(Records from a data source)
● ● ● ● ● ● ●
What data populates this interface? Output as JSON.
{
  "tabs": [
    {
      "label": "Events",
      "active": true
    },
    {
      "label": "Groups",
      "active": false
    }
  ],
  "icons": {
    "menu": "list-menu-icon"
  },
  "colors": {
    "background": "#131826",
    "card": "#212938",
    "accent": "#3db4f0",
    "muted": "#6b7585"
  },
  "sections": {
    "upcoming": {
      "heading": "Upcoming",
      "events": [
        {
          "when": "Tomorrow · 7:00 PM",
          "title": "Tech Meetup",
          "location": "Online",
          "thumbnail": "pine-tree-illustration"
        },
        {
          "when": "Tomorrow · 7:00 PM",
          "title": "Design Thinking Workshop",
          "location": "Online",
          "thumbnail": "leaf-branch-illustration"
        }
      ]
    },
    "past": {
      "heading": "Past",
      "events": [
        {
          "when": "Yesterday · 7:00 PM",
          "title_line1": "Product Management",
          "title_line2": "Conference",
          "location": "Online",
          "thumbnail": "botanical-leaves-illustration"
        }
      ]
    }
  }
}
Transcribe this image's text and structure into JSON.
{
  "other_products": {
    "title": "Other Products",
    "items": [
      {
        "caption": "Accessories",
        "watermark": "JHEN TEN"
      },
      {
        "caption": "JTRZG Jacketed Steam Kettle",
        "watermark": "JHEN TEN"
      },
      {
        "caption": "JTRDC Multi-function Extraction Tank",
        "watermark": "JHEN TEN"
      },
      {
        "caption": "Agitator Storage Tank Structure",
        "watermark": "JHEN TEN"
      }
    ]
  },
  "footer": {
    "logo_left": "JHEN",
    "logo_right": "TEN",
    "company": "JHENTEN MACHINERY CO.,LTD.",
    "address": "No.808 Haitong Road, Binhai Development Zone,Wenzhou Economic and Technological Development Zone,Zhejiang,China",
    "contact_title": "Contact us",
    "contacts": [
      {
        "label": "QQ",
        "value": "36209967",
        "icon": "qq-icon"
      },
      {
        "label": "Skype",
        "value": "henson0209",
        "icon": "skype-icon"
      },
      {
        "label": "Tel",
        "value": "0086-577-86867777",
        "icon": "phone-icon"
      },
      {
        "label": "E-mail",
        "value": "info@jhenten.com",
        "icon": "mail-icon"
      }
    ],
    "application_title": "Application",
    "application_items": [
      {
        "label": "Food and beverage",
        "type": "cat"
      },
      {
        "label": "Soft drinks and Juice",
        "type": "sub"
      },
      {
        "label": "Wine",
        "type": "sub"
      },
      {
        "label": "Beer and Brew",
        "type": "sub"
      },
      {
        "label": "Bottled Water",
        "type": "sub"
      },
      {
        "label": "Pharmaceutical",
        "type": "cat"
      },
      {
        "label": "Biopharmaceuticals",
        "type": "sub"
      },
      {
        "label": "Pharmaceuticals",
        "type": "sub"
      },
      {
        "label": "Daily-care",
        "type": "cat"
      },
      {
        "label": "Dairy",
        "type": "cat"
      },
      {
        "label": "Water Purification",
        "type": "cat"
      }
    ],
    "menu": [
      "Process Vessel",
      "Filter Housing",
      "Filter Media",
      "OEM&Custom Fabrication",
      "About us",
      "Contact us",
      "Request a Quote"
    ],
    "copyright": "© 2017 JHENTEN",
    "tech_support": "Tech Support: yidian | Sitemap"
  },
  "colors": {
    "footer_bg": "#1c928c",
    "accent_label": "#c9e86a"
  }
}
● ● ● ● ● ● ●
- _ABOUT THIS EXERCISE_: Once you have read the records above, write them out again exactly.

- _YOUR SOLUTION_:
What data populates this interface? Output as JSON.
{
  "tabs": [
    {
      "label": "Events",
      "active": true
    },
    {
      "label": "Groups",
      "active": false
    }
  ],
  "icons": {
    "menu": "list-menu-icon"
  },
  "colors": {
    "background": "#131826",
    "card": "#212938",
    "accent": "#3db4f0",
    "muted": "#6b7585"
  },
  "sections": {
    "upcoming": {
      "heading": "Upcoming",
      "events": [
        {
          "when": "Tomorrow · 7:00 PM",
          "title": "Tech Meetup",
          "location": "Online",
          "thumbnail": "pine-tree-illustration"
        },
        {
          "when": "Tomorrow · 7:00 PM",
          "title": "Design Thinking Workshop",
          "location": "Online",
          "thumbnail": "leaf-branch-illustration"
        }
      ]
    },
    "past": {
      "heading": "Past",
      "events": [
        {
          "when": "Yesterday · 7:00 PM",
          "title_line1": "Product Management",
          "title_line2": "Conference",
          "location": "Online",
          "thumbnail": "botanical-leaves-illustration"
        }
      ]
    }
  }
}
Transcribe this image's text and structure into JSON.
{
  "other_products": {
    "title": "Other Products",
    "items": [
      {
        "caption": "Accessories",
        "watermark": "JHEN TEN"
      },
      {
        "caption": "JTRZG Jacketed Steam Kettle",
        "watermark": "JHEN TEN"
      },
      {
        "caption": "JTRDC Multi-function Extraction Tank",
        "watermark": "JHEN TEN"
      },
      {
        "caption": "Agitator Storage Tank Structure",
        "watermark": "JHEN TEN"
      }
    ]
  },
  "footer": {
    "logo_left": "JHEN",
    "logo_right": "TEN",
    "company": "JHENTEN MACHINERY CO.,LTD.",
    "address": "No.808 Haitong Road, Binhai Development Zone,Wenzhou Economic and Technological Development Zone,Zhejiang,China",
    "contact_title": "Contact us",
    "contacts": [
      {
        "label": "QQ",
        "value": "36209967",
        "icon": "qq-icon"
      },
      {
        "label": "Skype",
        "value": "henson0209",
        "icon": "skype-icon"
      },
      {
        "label": "Tel",
        "value": "0086-577-86867777",
        "icon": "phone-icon"
      },
      {
        "label": "E-mail",
        "value": "info@jhenten.com",
        "icon": "mail-icon"
      }
    ],
    "application_title": "Application",
    "application_items": [
      {
        "label": "Food and beverage",
        "type": "cat"
      },
      {
        "label": "Soft drinks and Juice",
        "type": "sub"
      },
      {
        "label": "Wine",
        "type": "sub"
      },
      {
        "label": "Beer and Brew",
        "type": "sub"
      },
      {
        "label": "Bottled Water",
        "type": "sub"
      },
      {
        "label": "Pharmaceutical",
        "type": "cat"
      },
      {
        "label": "Biopharmaceuticals",
        "type": "sub"
      },
      {
        "label": "Pharmaceuticals",
        "type": "sub"
      },
      {
        "label": "Daily-care",
        "type": "cat"
      },
      {
        "label": "Dairy",
        "type": "cat"
      },
      {
        "label": "Water Purification",
        "type": "cat"
      }
    ],
    "menu": [
      "Process Vessel",
      "Filter Housing",
      "Filter Media",
      "OEM&Custom Fabrication",
      "About us",
      "Contact us",
      "Request a Quote"
    ],
    "copyright": "© 2017 JHENTEN",
    "tech_support": "Tech Support: yidian | Sitemap"
  },
  "colors": {
    "footer_bg": "#1c928c",
    "accent_label": "#c9e86a"
  }
}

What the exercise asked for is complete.